**Items from an interface collection**
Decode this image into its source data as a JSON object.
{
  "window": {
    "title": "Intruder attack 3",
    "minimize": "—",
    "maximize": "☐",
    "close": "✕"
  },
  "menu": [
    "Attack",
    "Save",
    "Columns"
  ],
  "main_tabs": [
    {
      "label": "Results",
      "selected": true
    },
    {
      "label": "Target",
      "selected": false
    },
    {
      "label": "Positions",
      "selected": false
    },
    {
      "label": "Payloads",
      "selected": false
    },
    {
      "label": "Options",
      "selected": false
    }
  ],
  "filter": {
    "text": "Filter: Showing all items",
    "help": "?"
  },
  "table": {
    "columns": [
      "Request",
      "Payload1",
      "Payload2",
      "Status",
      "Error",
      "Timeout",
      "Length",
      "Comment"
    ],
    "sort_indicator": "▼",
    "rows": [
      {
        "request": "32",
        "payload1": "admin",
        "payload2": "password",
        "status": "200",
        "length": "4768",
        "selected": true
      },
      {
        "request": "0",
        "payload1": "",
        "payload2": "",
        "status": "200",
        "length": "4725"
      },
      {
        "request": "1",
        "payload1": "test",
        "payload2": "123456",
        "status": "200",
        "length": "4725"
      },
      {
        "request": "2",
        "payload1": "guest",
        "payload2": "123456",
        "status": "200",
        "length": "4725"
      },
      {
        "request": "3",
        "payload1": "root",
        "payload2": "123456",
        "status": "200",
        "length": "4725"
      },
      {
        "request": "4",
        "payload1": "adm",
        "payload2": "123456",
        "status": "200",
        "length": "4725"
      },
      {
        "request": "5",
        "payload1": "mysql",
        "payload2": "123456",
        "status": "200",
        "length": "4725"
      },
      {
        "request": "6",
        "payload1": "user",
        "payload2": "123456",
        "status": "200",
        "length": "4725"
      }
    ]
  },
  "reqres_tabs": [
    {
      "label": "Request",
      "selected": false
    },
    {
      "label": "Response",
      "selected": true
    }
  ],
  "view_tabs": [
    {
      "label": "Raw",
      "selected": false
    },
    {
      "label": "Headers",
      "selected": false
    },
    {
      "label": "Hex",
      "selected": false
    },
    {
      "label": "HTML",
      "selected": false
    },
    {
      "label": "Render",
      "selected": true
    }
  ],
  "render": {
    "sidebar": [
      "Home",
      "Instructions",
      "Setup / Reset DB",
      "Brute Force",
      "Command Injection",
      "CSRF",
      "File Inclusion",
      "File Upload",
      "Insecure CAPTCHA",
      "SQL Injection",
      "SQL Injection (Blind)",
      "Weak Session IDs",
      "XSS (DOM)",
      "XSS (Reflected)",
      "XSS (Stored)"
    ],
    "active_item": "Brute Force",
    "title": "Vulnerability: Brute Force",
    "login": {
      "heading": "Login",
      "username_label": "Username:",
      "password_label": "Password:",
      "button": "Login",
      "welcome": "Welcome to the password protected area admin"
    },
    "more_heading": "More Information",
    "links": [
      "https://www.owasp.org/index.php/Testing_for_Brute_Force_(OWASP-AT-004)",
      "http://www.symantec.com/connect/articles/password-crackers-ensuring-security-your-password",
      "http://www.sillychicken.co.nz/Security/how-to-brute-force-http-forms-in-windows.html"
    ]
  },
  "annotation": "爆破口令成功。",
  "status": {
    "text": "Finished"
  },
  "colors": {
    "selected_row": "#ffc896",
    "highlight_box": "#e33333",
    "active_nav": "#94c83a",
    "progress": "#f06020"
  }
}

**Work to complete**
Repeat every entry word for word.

**Task answer**
Decode this image into its source data as a JSON object.
{
  "window": {
    "title": "Intruder attack 3",
    "minimize": "—",
    "maximize": "☐",
    "close": "✕"
  },
  "menu": [
    "Attack",
    "Save",
    "Columns"
  ],
  "main_tabs": [
    {
      "label": "Results",
      "selected": true
    },
    {
      "label": "Target",
      "selected": false
    },
    {
      "label": "Positions",
      "selected": false
    },
    {
      "label": "Payloads",
      "selected": false
    },
    {
      "label": "Options",
      "selected": false
    }
  ],
  "filter": {
    "text": "Filter: Showing all items",
    "help": "?"
  },
  "table": {
    "columns": [
      "Request",
      "Payload1",
      "Payload2",
      "Status",
      "Error",
      "Timeout",
      "Length",
      "Comment"
    ],
    "sort_indicator": "▼",
    "rows": [
      {
        "request": "32",
        "payload1": "admin",
        "payload2": "password",
        "status": "200",
        "length": "4768",
        "selected": true
      },
      {
        "request": "0",
        "payload1": "",
        "payload2": "",
        "status": "200",
        "length": "4725"
      },
      {
        "request": "1",
        "payload1": "test",
        "payload2": "123456",
        "status": "200",
        "length": "4725"
      },
      {
        "request": "2",
        "payload1": "guest",
        "payload2": "123456",
        "status": "200",
        "length": "4725"
      },
      {
        "request": "3",
        "payload1": "root",
        "payload2": "123456",
        "status": "200",
        "length": "4725"
      },
      {
        "request": "4",
        "payload1": "adm",
        "payload2": "123456",
        "status": "200",
        "length": "4725"
      },
      {
        "request": "5",
        "payload1": "mysql",
        "payload2": "123456",
        "status": "200",
        "length": "4725"
      },
      {
        "request": "6",
        "payload1": "user",
        "payload2": "123456",
        "status": "200",
        "length": "4725"
      }
    ]
  },
  "reqres_tabs": [
    {
      "label": "Request",
      "selected": false
    },
    {
      "label": "Response",
      "selected": true
    }
  ],
  "view_tabs": [
    {
      "label": "Raw",
      "selected": false
    },
    {
      "label": "Headers",
      "selected": false
    },
    {
      "label": "Hex",
      "selected": false
    },
    {
      "label": "HTML",
      "selected": false
    },
    {
      "label": "Render",
      "selected": true
    }
  ],
  "render": {
    "sidebar": [
      "Home",
      "Instructions",
      "Setup / Reset DB",
      "Brute Force",
      "Command Injection",
      "CSRF",
      "File Inclusion",
      "File Upload",
      "Insecure CAPTCHA",
      "SQL Injection",
      "SQL Injection (Blind)",
      "Weak Session IDs",
      "XSS (DOM)",
      "XSS (Reflected)",
      "XSS (Stored)"
    ],
    "active_item": "Brute Force",
    "title": "Vulnerability: Brute Force",
    "login": {
      "heading": "Login",
      "username_label": "Username:",
      "password_label": "Password:",
      "button": "Login",
      "welcome": "Welcome to the password protected area admin"
    },
    "more_heading": "More Information",
    "links": [
      "https://www.owasp.org/index.php/Testing_for_Brute_Force_(OWASP-AT-004)",
      "http://www.symantec.com/connect/articles/password-crackers-ensuring-security-your-password",
      "http://www.sillychicken.co.nz/Security/how-to-brute-force-http-forms-in-windows.html"
    ]
  },
  "annotation": "爆破口令成功。",
  "status": {
    "text": "Finished"
  },
  "colors": {
    "selected_row": "#ffc896",
    "highlight_box": "#e33333",
    "active_nav": "#94c83a",
    "progress": "#f06020"
  }
}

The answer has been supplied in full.